Stacey Udine, the executive director of Parkland Cares, said that the organization normally structures grants twice a year, but was seeing and hearing about a greater need for mental health services around the third anniversary of the shooting.

"With the anniversary and so much depression happening in the city — you just felt it in the community — the organizations kind of called out and said, we need to give more services than usual," she said.

"As time goes by, certain kids and certain community members are like, 'Whoa, what just happened in my community?' You know, it's really setting in. So it's not the short-term effect. It's now the long-term effect that they're dealing with," Udine said, noting that those ongoing effects are part of the group's focus to fund therapy for people, now.

"We're trying to handle the PTSD so that the students and the community at large in the future can have a regular, normal life," she said.

The students at Stoneman Douglas that were freshman when the shooting on their school campus killed 17 people and injured 17 others, are getting ready to graduate — now during a pandemic that has largely kept them online and away from their friends.

Read More: Class Of COVID-19: For Survivors Of Trauma At School, Pandemic Is One More Disruption

Udine said even with the last class of students, that were on campus that tragic day in 2018, getting ready to graduate, there is more work to be done to fund therapy for others affected in the years ahead.

"I think we still can't forget the teachers, the staff, the parents who live and have to deal with the students that have suffered and seen these horrible things that have occurred at the school," Udine said. "We can't let people forget that that this happened and we need to take care of our community."

This new round of grants brings Parkland Cares' total funding for therapy since the shooting up to $675,000.

The organizations that received the latest round of grants are: Tomorrow's Rainbow, Children's Bereavement Center, Henderson Behavioral Health, and Eagles' Haven.

Learn more about the organizations and the awards they received below:

Tomorrow's Rainbow: $30,000
Focuses mainly on counseling for children and teens and families through equine therapy programs.

Eagles Haven Wellness Center: $25,000
Plans to use the grant money for critical crisis assistance, which includes crisis intervention and making therapy referrals.

Henderson Behavioral Health: $25,000
Plans to use the funds from Parkland Cares to provide more telehealth therapy sessions for people affected by the shooting.

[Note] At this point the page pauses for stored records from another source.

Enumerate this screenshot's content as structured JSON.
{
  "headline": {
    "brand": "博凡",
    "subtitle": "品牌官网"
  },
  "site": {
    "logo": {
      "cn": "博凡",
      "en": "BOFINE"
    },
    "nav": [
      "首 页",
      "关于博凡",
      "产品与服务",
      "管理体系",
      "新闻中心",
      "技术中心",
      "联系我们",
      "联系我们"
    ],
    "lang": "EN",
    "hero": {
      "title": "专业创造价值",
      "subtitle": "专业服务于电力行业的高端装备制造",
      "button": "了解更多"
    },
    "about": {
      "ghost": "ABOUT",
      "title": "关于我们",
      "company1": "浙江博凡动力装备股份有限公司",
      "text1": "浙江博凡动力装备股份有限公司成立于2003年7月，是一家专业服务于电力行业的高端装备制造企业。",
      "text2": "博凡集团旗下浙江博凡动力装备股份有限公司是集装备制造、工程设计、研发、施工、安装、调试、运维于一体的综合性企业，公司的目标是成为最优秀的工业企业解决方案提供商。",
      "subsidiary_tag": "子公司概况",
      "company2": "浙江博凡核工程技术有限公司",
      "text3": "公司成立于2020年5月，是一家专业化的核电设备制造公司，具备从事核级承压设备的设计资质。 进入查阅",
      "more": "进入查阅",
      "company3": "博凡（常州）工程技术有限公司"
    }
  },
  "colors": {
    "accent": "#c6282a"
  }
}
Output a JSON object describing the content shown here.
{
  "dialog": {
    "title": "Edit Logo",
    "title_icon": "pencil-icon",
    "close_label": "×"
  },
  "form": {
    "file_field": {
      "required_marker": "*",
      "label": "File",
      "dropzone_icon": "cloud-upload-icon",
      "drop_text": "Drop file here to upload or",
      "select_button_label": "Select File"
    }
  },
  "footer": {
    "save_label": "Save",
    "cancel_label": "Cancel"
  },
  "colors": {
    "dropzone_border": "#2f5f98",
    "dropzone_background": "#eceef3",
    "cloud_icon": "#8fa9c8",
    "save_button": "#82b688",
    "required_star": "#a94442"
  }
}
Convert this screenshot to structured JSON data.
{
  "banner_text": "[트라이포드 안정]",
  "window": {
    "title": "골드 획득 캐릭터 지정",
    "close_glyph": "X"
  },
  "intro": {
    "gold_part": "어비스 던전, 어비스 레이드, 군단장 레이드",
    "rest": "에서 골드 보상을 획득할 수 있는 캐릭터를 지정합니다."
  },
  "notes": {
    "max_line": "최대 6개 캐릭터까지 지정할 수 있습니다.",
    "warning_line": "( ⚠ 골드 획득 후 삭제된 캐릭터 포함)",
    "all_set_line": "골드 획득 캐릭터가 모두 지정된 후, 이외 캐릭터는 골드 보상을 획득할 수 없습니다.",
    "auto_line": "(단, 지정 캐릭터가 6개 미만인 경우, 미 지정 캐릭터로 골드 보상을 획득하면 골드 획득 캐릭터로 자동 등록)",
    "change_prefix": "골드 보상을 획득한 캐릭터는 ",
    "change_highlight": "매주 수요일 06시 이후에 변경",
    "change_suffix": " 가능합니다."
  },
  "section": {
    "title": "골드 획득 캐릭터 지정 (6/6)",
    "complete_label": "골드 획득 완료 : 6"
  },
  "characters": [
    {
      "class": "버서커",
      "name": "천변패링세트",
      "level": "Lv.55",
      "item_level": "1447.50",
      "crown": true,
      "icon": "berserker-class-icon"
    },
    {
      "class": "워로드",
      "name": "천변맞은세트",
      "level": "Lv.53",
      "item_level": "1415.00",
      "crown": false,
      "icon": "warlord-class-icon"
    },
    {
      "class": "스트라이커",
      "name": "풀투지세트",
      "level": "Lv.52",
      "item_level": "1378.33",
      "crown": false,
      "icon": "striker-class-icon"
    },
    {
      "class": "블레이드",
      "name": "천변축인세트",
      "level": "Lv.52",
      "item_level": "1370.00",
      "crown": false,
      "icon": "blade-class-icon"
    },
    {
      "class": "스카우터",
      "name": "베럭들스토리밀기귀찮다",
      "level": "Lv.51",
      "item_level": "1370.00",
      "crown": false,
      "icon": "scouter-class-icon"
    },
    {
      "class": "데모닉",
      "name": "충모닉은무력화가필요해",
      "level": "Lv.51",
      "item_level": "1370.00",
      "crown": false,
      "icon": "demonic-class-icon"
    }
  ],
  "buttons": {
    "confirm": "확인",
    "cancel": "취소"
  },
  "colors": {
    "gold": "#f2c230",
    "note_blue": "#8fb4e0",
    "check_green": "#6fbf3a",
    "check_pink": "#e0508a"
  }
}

Children's Bereavement Center: $15,000
Focuses on free grief counseling and support groups, some of which have gone virtual during the pandemic.